However, due to the increasing American military focus on the Indo-Pacific region, a Europeanisation of NATO becomes imperative. This means that all 32 member states must ensure that a conventional upgrade of NATO forces on land, in the air and at sea is undertaken with appropriate capabilities to credibly deter a potential aggressor. For the foreseeable future, the main threat will remain Vladimir Putin.

There should be no country restrictions for the procurement of required capabilities, as time is pressing. The big players in NATO will have to shoulder more of the burden than the smaller countries. The future of the Alliance will decisively depend on the military role that Germany is prepared to undertake and its willingness to take responsibility for a significant increase of its military capabilities within NATO. This is possible: Germany spent up to around 4% of its GDP on defence during the Cold War.

It should also be clear that, in addition to conventional deterrence, we will need tactical nuclear weapons on NATO territory in the future to prevent limited Russian tactical nuclear operations. The Russians have some 2,600 tactical nuclear weapons in stock and, as the Financial Times recently revealed, the use of such weapons under the Russian nuclear doctrine is subject to a frighteningly low threshold.

As the French and British only own strategic nuclear weapons, and the Americans withdrew their Pershing and Cruise Missiles from Germany after the fall of the Berlin Wall, the new threat situation would make Poland and Romania particularly suitable locations for deploying American tactical nuclear weapons. Only if the Europeans are prepared to bear the main conventional burden within NATO we will be able to convince the Americans to continue to protect Europe with their nuclear umbrella and to expand it and add the needed tactical weapons, short and medium range missiles, to deter the Russian nuclear threat.

Second, the Europeanisation of NATO means that it is imperative to strengthen the competitiveness and innovativeness of Europe’s military technological and industrial complex and harmonise its procurement base in a way that the required capabilities will be available in a worst-case scenario.

NATO’s Europeanisation does not mean “buy only European”. Off the shelf US equipment will also be needed and not only must NATO forces be interoperable – allowing them to use each other’s platforms seamlessly while fighting alongside each other – but this should also extend to potential future NATO members like Ukraine, Moldova or Georgia.

Third: Emmanuel Macron is right when he says that “the defeat of Russia is essential”. The goal must be that Vladimir Putin will ultimately be the one to seek negotiations.
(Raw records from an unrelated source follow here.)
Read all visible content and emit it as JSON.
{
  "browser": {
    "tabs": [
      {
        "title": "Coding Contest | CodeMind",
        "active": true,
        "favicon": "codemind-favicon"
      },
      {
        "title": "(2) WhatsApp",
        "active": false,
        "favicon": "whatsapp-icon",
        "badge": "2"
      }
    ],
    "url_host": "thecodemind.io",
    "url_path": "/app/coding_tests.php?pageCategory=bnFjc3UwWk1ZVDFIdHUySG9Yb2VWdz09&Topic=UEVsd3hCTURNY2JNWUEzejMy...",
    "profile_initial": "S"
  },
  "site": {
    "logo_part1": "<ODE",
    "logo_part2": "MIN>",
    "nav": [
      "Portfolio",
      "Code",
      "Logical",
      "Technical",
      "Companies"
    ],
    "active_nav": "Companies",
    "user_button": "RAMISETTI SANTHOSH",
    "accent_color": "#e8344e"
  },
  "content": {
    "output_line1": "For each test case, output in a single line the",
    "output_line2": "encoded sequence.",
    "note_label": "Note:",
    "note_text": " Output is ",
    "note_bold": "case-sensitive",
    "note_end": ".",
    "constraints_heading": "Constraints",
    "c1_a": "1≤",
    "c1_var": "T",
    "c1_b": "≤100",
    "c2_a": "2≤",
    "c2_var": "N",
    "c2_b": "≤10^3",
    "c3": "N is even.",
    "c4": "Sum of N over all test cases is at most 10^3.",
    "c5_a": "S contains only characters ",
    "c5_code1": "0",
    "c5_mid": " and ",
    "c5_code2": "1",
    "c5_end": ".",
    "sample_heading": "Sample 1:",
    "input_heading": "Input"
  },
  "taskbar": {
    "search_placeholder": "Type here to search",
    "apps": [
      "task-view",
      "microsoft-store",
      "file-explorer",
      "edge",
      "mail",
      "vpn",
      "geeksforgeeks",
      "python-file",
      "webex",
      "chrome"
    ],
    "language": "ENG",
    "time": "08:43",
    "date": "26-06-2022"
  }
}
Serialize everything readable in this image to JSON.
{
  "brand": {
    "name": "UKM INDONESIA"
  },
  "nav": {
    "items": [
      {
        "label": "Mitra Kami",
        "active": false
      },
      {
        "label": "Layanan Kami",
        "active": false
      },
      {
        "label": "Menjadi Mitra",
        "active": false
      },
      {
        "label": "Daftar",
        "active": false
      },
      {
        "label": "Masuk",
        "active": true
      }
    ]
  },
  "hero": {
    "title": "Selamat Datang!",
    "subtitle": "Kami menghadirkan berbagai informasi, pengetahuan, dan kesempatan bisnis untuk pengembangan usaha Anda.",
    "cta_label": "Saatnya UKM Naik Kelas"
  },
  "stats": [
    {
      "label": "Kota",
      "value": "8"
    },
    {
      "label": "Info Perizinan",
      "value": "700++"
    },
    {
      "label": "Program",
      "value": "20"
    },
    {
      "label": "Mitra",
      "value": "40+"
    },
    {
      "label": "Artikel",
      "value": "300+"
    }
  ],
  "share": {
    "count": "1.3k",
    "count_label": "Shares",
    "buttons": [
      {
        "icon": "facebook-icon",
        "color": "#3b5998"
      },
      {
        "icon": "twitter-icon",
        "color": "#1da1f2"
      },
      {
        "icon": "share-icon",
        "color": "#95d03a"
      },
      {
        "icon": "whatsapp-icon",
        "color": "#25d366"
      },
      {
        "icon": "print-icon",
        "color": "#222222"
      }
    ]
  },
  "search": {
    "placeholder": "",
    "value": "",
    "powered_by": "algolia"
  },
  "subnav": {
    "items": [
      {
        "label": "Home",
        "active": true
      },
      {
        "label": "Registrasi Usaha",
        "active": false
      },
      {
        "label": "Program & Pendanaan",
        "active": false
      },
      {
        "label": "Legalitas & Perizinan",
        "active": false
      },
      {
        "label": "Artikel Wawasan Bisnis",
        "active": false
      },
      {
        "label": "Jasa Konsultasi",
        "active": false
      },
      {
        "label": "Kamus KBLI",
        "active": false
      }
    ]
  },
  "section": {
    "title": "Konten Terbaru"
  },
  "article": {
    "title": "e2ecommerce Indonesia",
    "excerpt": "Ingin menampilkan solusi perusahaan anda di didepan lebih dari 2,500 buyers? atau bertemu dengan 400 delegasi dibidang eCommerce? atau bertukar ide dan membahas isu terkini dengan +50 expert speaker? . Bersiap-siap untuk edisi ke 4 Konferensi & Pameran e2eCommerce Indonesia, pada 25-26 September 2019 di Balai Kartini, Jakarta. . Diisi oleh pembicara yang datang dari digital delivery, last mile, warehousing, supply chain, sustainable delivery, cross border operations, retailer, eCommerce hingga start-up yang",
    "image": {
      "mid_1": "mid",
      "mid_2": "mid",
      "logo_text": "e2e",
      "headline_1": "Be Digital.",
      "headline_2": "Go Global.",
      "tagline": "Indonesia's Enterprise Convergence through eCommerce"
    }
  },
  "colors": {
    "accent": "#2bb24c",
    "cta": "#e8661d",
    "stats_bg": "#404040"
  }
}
And here Europe must play a significant role as it is its own territory that is in danger. The moderator of such negotiations should be a European, an experienced, respected personality who will be heard in Washington D.C as well as in Moscow, even if she/he speaks hard truths. Politicians like Gro Harlem Brundtland, Tony Blair, Jean-Claude Juncker or Mario Draghi could be such individuals and demonstrate what Juncker once called Europäische Weltpolitikfähigkeit: Europe’s capacity to play a role in shaping global affairs.

It is Europe’s – and especially Berlin’s moment – to grow up militarily and to be ready in the worst case to defend itself without the Americans. But if we are not willing to make the necessary expenditures and commitments for our common security in Europe, we run the risk that one day sooner rather than later we will wake up at war with Russia, with everyone fighting for themselves and no one for the others. That would be the end of NATO and Putin would have achieved his goal. It is unlikely that our democracies will survive such a scenario. Those who do not want peace in unfreedom must act today.

Margarita Mathiopoulos is CEO of the London-based security and energy group ASPIDE Technology UK Ltd and Professor em. of US Foreign Policy and International Security at Potsdam University. She is author of seven books on these topics.